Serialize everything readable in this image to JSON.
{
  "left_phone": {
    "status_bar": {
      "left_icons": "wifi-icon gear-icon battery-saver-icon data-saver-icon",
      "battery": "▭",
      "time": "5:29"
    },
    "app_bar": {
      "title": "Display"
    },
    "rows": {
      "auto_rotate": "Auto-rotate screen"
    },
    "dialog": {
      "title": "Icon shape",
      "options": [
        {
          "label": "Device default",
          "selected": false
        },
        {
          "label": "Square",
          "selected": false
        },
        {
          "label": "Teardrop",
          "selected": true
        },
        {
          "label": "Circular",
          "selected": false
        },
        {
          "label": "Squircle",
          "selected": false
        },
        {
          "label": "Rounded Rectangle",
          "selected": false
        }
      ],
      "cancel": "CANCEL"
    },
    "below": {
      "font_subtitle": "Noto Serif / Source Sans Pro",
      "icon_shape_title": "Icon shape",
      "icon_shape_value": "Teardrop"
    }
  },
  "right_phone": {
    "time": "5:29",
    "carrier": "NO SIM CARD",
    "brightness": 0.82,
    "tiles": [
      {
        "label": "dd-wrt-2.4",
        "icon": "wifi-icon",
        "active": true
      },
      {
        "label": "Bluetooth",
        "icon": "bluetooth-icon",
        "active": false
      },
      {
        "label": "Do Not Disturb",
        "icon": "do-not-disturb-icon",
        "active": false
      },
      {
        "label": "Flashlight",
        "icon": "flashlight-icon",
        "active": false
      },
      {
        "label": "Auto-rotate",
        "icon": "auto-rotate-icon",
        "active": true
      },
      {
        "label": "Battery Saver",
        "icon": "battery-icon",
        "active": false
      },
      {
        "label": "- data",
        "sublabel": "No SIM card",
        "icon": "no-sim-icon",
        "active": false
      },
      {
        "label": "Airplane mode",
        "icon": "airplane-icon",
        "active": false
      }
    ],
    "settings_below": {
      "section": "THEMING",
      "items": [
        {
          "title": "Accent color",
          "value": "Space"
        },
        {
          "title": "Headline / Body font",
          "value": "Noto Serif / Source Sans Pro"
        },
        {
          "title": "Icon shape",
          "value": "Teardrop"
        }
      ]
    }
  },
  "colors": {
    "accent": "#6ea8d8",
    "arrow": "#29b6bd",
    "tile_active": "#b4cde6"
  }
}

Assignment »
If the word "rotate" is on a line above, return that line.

Task response »
      "auto_rotate": "Auto-rotate screen"
        "label": "Auto-rotate",
        "icon": "auto-rotate-icon",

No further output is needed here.